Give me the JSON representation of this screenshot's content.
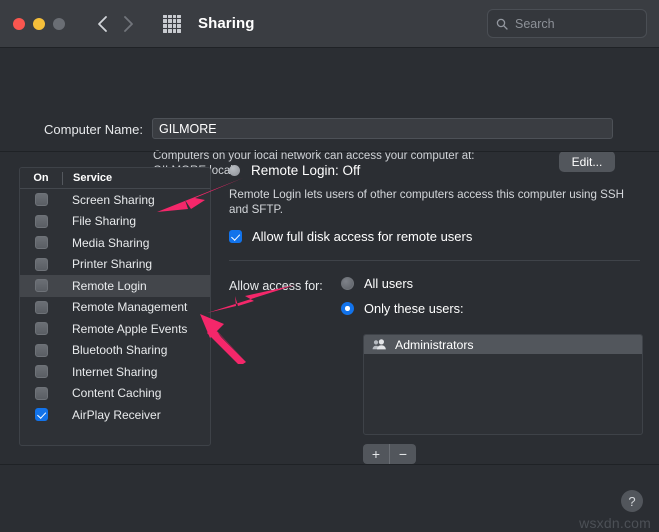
{
  "window": {
    "title": "Sharing",
    "traffic_lights": [
      "close-red",
      "minimize-yellow",
      "zoom-gray"
    ],
    "colors": {
      "accent_blue": "#1273eb",
      "annotation_pink": "#f4276a",
      "toolbar_bg": "#3a3d42",
      "window_bg": "#2b2e33",
      "close_red": "#f9564f",
      "minimize_yellow": "#f5bf3a",
      "zoom_gray": "#6a6e74"
    }
  },
  "toolbar": {
    "back_label": "Back",
    "forward_label": "Forward",
    "grid_label": "Show All",
    "title": "Sharing",
    "search": {
      "placeholder": "Search",
      "value": ""
    }
  },
  "computer_name": {
    "label": "Computer Name:",
    "value": "GILMORE",
    "help_text": "Computers on your local network can access your computer at: GILMORE.local",
    "edit_button": "Edit..."
  },
  "service_list": {
    "headers": {
      "on": "On",
      "service": "Service"
    },
    "rows": [
      {
        "label": "Screen Sharing",
        "checked": false,
        "selected": false
      },
      {
        "label": "File Sharing",
        "checked": false,
        "selected": false
      },
      {
        "label": "Media Sharing",
        "checked": false,
        "selected": false
      },
      {
        "label": "Printer Sharing",
        "checked": false,
        "selected": false
      },
      {
        "label": "Remote Login",
        "checked": false,
        "selected": true
      },
      {
        "label": "Remote Management",
        "checked": false,
        "selected": false
      },
      {
        "label": "Remote Apple Events",
        "checked": false,
        "selected": false
      },
      {
        "label": "Bluetooth Sharing",
        "checked": false,
        "selected": false
      },
      {
        "label": "Internet Sharing",
        "checked": false,
        "selected": false
      },
      {
        "label": "Content Caching",
        "checked": false,
        "selected": false
      },
      {
        "label": "AirPlay Receiver",
        "checked": true,
        "selected": false
      }
    ]
  },
  "detail": {
    "status_text": "Remote Login: Off",
    "description": "Remote Login lets users of other computers access this computer using SSH and SFTP.",
    "full_disk": {
      "label": "Allow full disk access for remote users",
      "checked": true
    },
    "access": {
      "label": "Allow access for:",
      "options": [
        {
          "label": "All users",
          "selected": false
        },
        {
          "label": "Only these users:",
          "selected": true
        }
      ]
    },
    "users": [
      {
        "name": "Administrators",
        "icon": "group-icon",
        "selected": true
      }
    ],
    "add_button": "+",
    "remove_button": "−"
  },
  "footer": {
    "help_button": "?",
    "watermark": "wsxdn.com"
  },
  "annotations": [
    {
      "name": "arrow-screen-sharing",
      "target": "Screen Sharing"
    },
    {
      "name": "arrow-allow-access",
      "target": "Allow access for:"
    },
    {
      "name": "arrow-remote-management",
      "target": "Remote Management"
    }
  ]
}
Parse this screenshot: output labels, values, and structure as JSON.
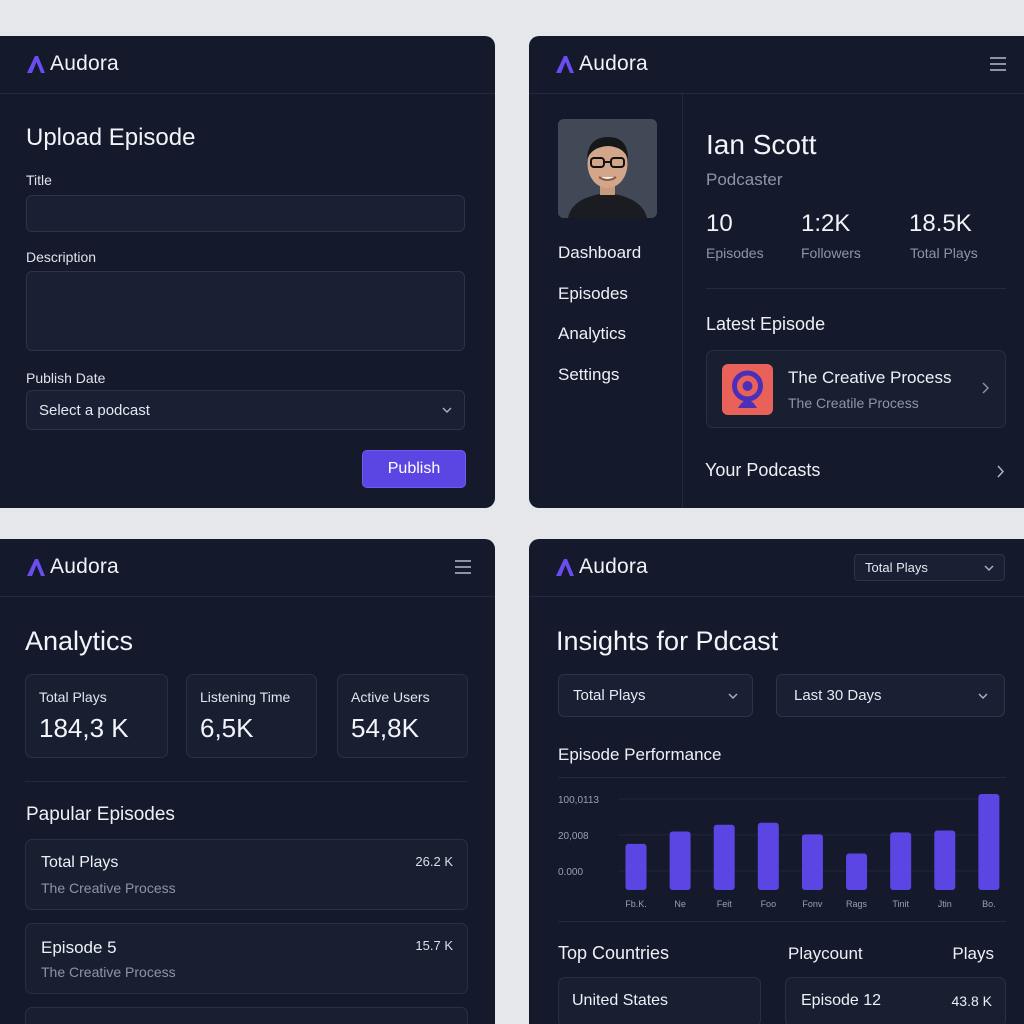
{
  "brand": {
    "name": "Audora",
    "accent": "#5b45e3"
  },
  "upload": {
    "title": "Upload Episode",
    "title_label": "Title",
    "title_value": "",
    "description_label": "Description",
    "description_value": "",
    "publish_date_label": "Publish Date",
    "podcast_select_value": "Select a podcast",
    "publish_button": "Publish"
  },
  "profile": {
    "name": "Ian Scott",
    "role": "Podcaster",
    "nav": [
      "Dashboard",
      "Episodes",
      "Analytics",
      "Settings"
    ],
    "stats": [
      {
        "value": "10",
        "label": "Episodes"
      },
      {
        "value": "1:2K",
        "label": "Followers"
      },
      {
        "value": "18.5K",
        "label": "Total Plays"
      }
    ],
    "latest_heading": "Latest Episode",
    "latest_title": "The Creative Process",
    "latest_subtitle": "The Creatile Process",
    "your_podcasts": "Your Podcasts"
  },
  "analytics": {
    "title": "Analytics",
    "kpis": [
      {
        "label": "Total Plays",
        "value": "184,3 K"
      },
      {
        "label": "Listening Time",
        "value": "6,5K"
      },
      {
        "label": "Active Users",
        "value": "54,8K"
      }
    ],
    "popular_heading": "Papular Episodes",
    "episodes": [
      {
        "title": "Total Plays",
        "subtitle": "The Creative Process",
        "value": "26.2 K"
      },
      {
        "title": "Episode 5",
        "subtitle": "The Creative Process",
        "value": "15.7 K"
      }
    ]
  },
  "insights": {
    "header_select": "Total Plays",
    "title": "Insights for Pdcast",
    "metric_select": "Total Plays",
    "range_select": "Last 30 Days",
    "perf_heading": "Episode Performance",
    "top_countries_heading": "Top Countries",
    "playcount_heading": "Playcount",
    "plays_heading": "Plays",
    "country_row": "United States",
    "playcount_row_title": "Episode 12",
    "playcount_row_value": "43.8 K"
  },
  "chart_data": {
    "type": "bar",
    "title": "Episode Performance",
    "y_tick_labels": [
      "100,0113",
      "20,008",
      "0.000"
    ],
    "categories": [
      "Fb.K.",
      "Ne",
      "Feit",
      "Foo",
      "Fonv",
      "Rags",
      "Tinit",
      "Jtin",
      "Bo."
    ],
    "values": [
      48,
      61,
      68,
      70,
      58,
      38,
      60,
      62,
      100
    ],
    "ylim": [
      0,
      100
    ],
    "color": "#5b45e3",
    "grid": true
  }
}
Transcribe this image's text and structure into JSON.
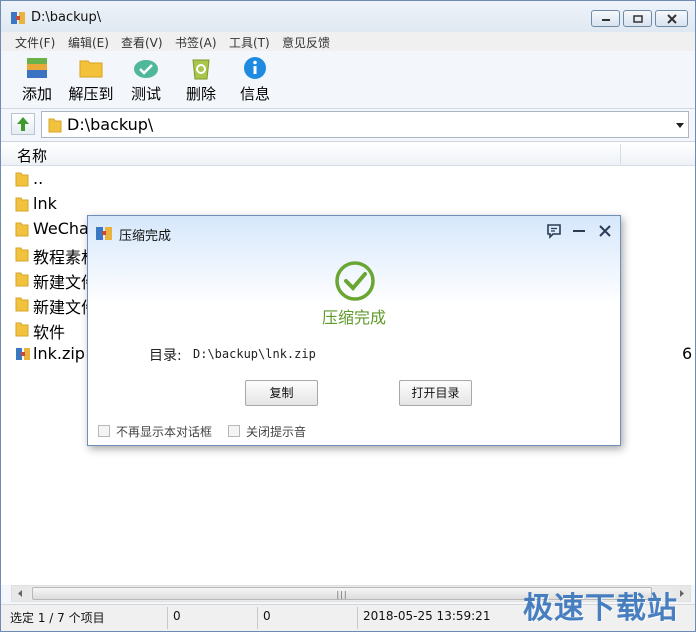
{
  "window": {
    "title": "D:\\backup\\"
  },
  "menu": [
    "文件(F)",
    "编辑(E)",
    "查看(V)",
    "书签(A)",
    "工具(T)",
    "意见反馈"
  ],
  "toolbar": {
    "add": "添加",
    "extract": "解压到",
    "test": "测试",
    "delete": "删除",
    "info": "信息"
  },
  "address": {
    "path": "D:\\backup\\"
  },
  "list": {
    "header_name": "名称",
    "rows": [
      "..",
      "lnk",
      "WeCha",
      "教程素材",
      "新建文件",
      "新建文件",
      "软件",
      "lnk.zip"
    ],
    "last_row_extra": "6"
  },
  "status": {
    "selection": "选定 1 / 7 个项目",
    "col2": "0",
    "col3": "0",
    "datetime": "2018-05-25 13:59:21"
  },
  "watermark": "极速下载站",
  "dialog": {
    "title": "压缩完成",
    "status": "压缩完成",
    "path_label": "目录:",
    "path_value": "D:\\backup\\lnk.zip",
    "copy_button": "复制",
    "open_button": "打开目录",
    "checkbox_1": "不再显示本对话框",
    "checkbox_2": "关闭提示音",
    "success_color": "#6aa632"
  }
}
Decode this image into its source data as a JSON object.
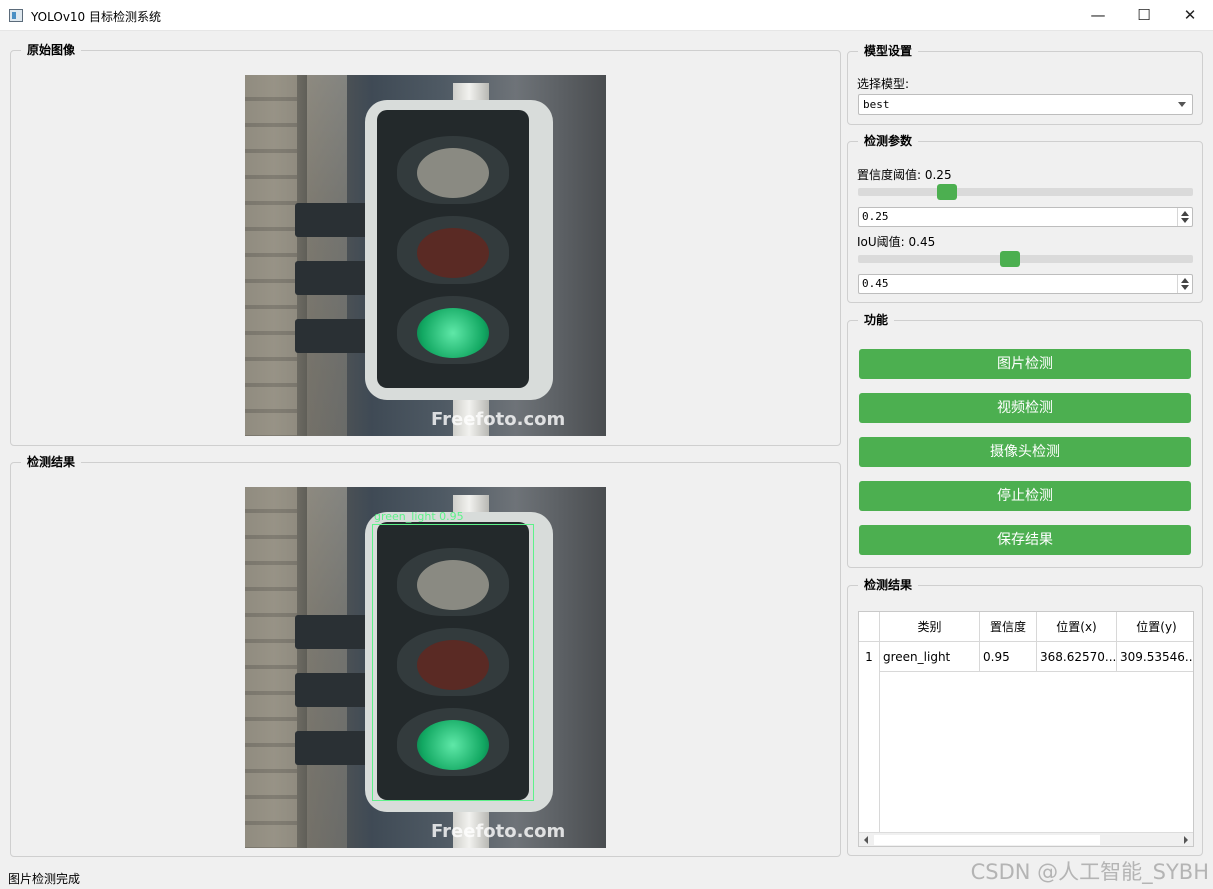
{
  "window": {
    "title": "YOLOv10 目标检测系统",
    "minimize": "—",
    "maximize": "☐",
    "close": "✕"
  },
  "original": {
    "title": "原始图像",
    "watermark": "Freefoto.com"
  },
  "result_view": {
    "title": "检测结果",
    "box_label": "green_light  0.95",
    "watermark": "Freefoto.com"
  },
  "model": {
    "title": "模型设置",
    "select_label": "选择模型:",
    "selected": "best"
  },
  "params": {
    "title": "检测参数",
    "conf_label": "置信度阈值: 0.25",
    "conf_value": "0.25",
    "conf_fraction": 0.25,
    "iou_label": "IoU阈值: 0.45",
    "iou_value": "0.45",
    "iou_fraction": 0.45
  },
  "functions": {
    "title": "功能",
    "buttons": [
      "图片检测",
      "视频检测",
      "摄像头检测",
      "停止检测",
      "保存结果"
    ],
    "button_color": "#4caf50"
  },
  "results": {
    "title": "检测结果",
    "columns": [
      "类别",
      "置信度",
      "位置(x)",
      "位置(y)"
    ],
    "rows": [
      {
        "num": "1",
        "cells": [
          "green_light",
          "0.95",
          "368.62570...",
          "309.53546..."
        ]
      }
    ]
  },
  "status": {
    "text": "图片检测完成"
  },
  "watermark": {
    "text": "CSDN @人工智能_SYBH"
  }
}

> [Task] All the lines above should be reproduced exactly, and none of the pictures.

> [Result of this task]
Give me the JSON representation of this screenshot's content.
{
  "window": {
    "title": "Sharing",
    "traffic_lights": [
      "close-red",
      "minimize-yellow",
      "zoom-gray"
    ],
    "colors": {
      "accent_blue": "#1273eb",
      "annotation_pink": "#f4276a",
      "toolbar_bg": "#3a3d42",
      "window_bg": "#2b2e33",
      "close_red": "#f9564f",
      "minimize_yellow": "#f5bf3a",
      "zoom_gray": "#6a6e74"
    }
  },
  "toolbar": {
    "back_label": "Back",
    "forward_label": "Forward",
    "grid_label": "Show All",
    "title": "Sharing",
    "search": {
      "placeholder": "Search",
      "value": ""
    }
  },
  "computer_name": {
    "label": "Computer Name:",
    "value": "GILMORE",
    "help_text": "Computers on your local network can access your computer at: GILMORE.local",
    "edit_button": "Edit..."
  },
  "service_list": {
    "headers": {
      "on": "On",
      "service": "Service"
    },
    "rows": [
      {
        "label": "Screen Sharing",
        "checked": false,
        "selected": false
      },
      {
        "label": "File Sharing",
        "checked": false,
        "selected": false
      },
      {
        "label": "Media Sharing",
        "checked": false,
        "selected": false
      },
      {
        "label": "Printer Sharing",
        "checked": false,
        "selected": false
      },
      {
        "label": "Remote Login",
        "checked": false,
        "selected": true
      },
      {
        "label": "Remote Management",
        "checked": false,
        "selected": false
      },
      {
        "label": "Remote Apple Events",
        "checked": false,
        "selected": false
      },
      {
        "label": "Bluetooth Sharing",
        "checked": false,
        "selected": false
      },
      {
        "label": "Internet Sharing",
        "checked": false,
        "selected": false
      },
      {
        "label": "Content Caching",
        "checked": false,
        "selected": false
      },
      {
        "label": "AirPlay Receiver",
        "checked": true,
        "selected": false
      }
    ]
  },
  "detail": {
    "status_text": "Remote Login: Off",
    "description": "Remote Login lets users of other computers access this computer using SSH and SFTP.",
    "full_disk": {
      "label": "Allow full disk access for remote users",
      "checked": true
    },
    "access": {
      "label": "Allow access for:",
      "options": [
        {
          "label": "All users",
          "selected": false
        },
        {
          "label": "Only these users:",
          "selected": true
        }
      ]
    },
    "users": [
      {
        "name": "Administrators",
        "icon": "group-icon",
        "selected": true
      }
    ],
    "add_button": "+",
    "remove_button": "−"
  },
  "footer": {
    "help_button": "?",
    "watermark": "wsxdn.com"
  },
  "annotations": [
    {
      "name": "arrow-screen-sharing",
      "target": "Screen Sharing"
    },
    {
      "name": "arrow-allow-access",
      "target": "Allow access for:"
    },
    {
      "name": "arrow-remote-management",
      "target": "Remote Management"
    }
  ]
}
Parse this screenshot: output labels, values, and structure as JSON.
{
  "brand": {
    "name": "Audora",
    "accent": "#5b45e3"
  },
  "upload": {
    "title": "Upload Episode",
    "title_label": "Title",
    "title_value": "",
    "description_label": "Description",
    "description_value": "",
    "publish_date_label": "Publish Date",
    "podcast_select_value": "Select a podcast",
    "publish_button": "Publish"
  },
  "profile": {
    "name": "Ian Scott",
    "role": "Podcaster",
    "nav": [
      "Dashboard",
      "Episodes",
      "Analytics",
      "Settings"
    ],
    "stats": [
      {
        "value": "10",
        "label": "Episodes"
      },
      {
        "value": "1:2K",
        "label": "Followers"
      },
      {
        "value": "18.5K",
        "label": "Total Plays"
      }
    ],
    "latest_heading": "Latest Episode",
    "latest_title": "The Creative Process",
    "latest_subtitle": "The Creatile Process",
    "your_podcasts": "Your Podcasts"
  },
  "analytics": {
    "title": "Analytics",
    "kpis": [
      {
        "label": "Total Plays",
        "value": "184,3 K"
      },
      {
        "label": "Listening Time",
        "value": "6,5K"
      },
      {
        "label": "Active Users",
        "value": "54,8K"
      }
    ],
    "popular_heading": "Papular Episodes",
    "episodes": [
      {
        "title": "Total Plays",
        "subtitle": "The Creative Process",
        "value": "26.2 K"
      },
      {
        "title": "Episode 5",
        "subtitle": "The Creative Process",
        "value": "15.7 K"
      }
    ]
  },
  "insights": {
    "header_select": "Total Plays",
    "title": "Insights for Pdcast",
    "metric_select": "Total Plays",
    "range_select": "Last 30 Days",
    "perf_heading": "Episode Performance",
    "top_countries_heading": "Top Countries",
    "playcount_heading": "Playcount",
    "plays_heading": "Plays",
    "country_row": "United States",
    "playcount_row_title": "Episode 12",
    "playcount_row_value": "43.8 K"
  },
  "chart_data": {
    "type": "bar",
    "title": "Episode Performance",
    "y_tick_labels": [
      "100,0113",
      "20,008",
      "0.000"
    ],
    "categories": [
      "Fb.K.",
      "Ne",
      "Feit",
      "Foo",
      "Fonv",
      "Rags",
      "Tinit",
      "Jtin",
      "Bo."
    ],
    "values": [
      48,
      61,
      68,
      70,
      58,
      38,
      60,
      62,
      100
    ],
    "ylim": [
      0,
      100
    ],
    "color": "#5b45e3",
    "grid": true
  }
}
Transcribe this image's text and structure into JSON.
{
  "window": {
    "title": "D:\\backup\\"
  },
  "menu": [
    "文件(F)",
    "编辑(E)",
    "查看(V)",
    "书签(A)",
    "工具(T)",
    "意见反馈"
  ],
  "toolbar": {
    "add": "添加",
    "extract": "解压到",
    "test": "测试",
    "delete": "删除",
    "info": "信息"
  },
  "address": {
    "path": "D:\\backup\\"
  },
  "list": {
    "header_name": "名称",
    "rows": [
      "..",
      "lnk",
      "WeCha",
      "教程素材",
      "新建文件",
      "新建文件",
      "软件",
      "lnk.zip"
    ],
    "last_row_extra": "6"
  },
  "status": {
    "selection": "选定 1 / 7 个项目",
    "col2": "0",
    "col3": "0",
    "datetime": "2018-05-25 13:59:21"
  },
  "watermark": "极速下载站",
  "dialog": {
    "title": "压缩完成",
    "status": "压缩完成",
    "path_label": "目录:",
    "path_value": "D:\\backup\\lnk.zip",
    "copy_button": "复制",
    "open_button": "打开目录",
    "checkbox_1": "不再显示本对话框",
    "checkbox_2": "关闭提示音",
    "success_color": "#6aa632"
  }
}
Decode this image into its source data as a JSON object.
{
  "window": {
    "title": "YOLOv10 目标检测系统",
    "minimize": "—",
    "maximize": "☐",
    "close": "✕"
  },
  "original": {
    "title": "原始图像",
    "watermark": "Freefoto.com"
  },
  "result_view": {
    "title": "检测结果",
    "box_label": "green_light  0.95",
    "watermark": "Freefoto.com"
  },
  "model": {
    "title": "模型设置",
    "select_label": "选择模型:",
    "selected": "best"
  },
  "params": {
    "title": "检测参数",
    "conf_label": "置信度阈值: 0.25",
    "conf_value": "0.25",
    "conf_fraction": 0.25,
    "iou_label": "IoU阈值: 0.45",
    "iou_value": "0.45",
    "iou_fraction": 0.45
  },
  "functions": {
    "title": "功能",
    "buttons": [
      "图片检测",
      "视频检测",
      "摄像头检测",
      "停止检测",
      "保存结果"
    ],
    "button_color": "#4caf50"
  },
  "results": {
    "title": "检测结果",
    "columns": [
      "类别",
      "置信度",
      "位置(x)",
      "位置(y)"
    ],
    "rows": [
      {
        "num": "1",
        "cells": [
          "green_light",
          "0.95",
          "368.62570...",
          "309.53546..."
        ]
      }
    ]
  },
  "status": {
    "text": "图片检测完成"
  },
  "watermark": {
    "text": "CSDN @人工智能_SYBH"
  }
}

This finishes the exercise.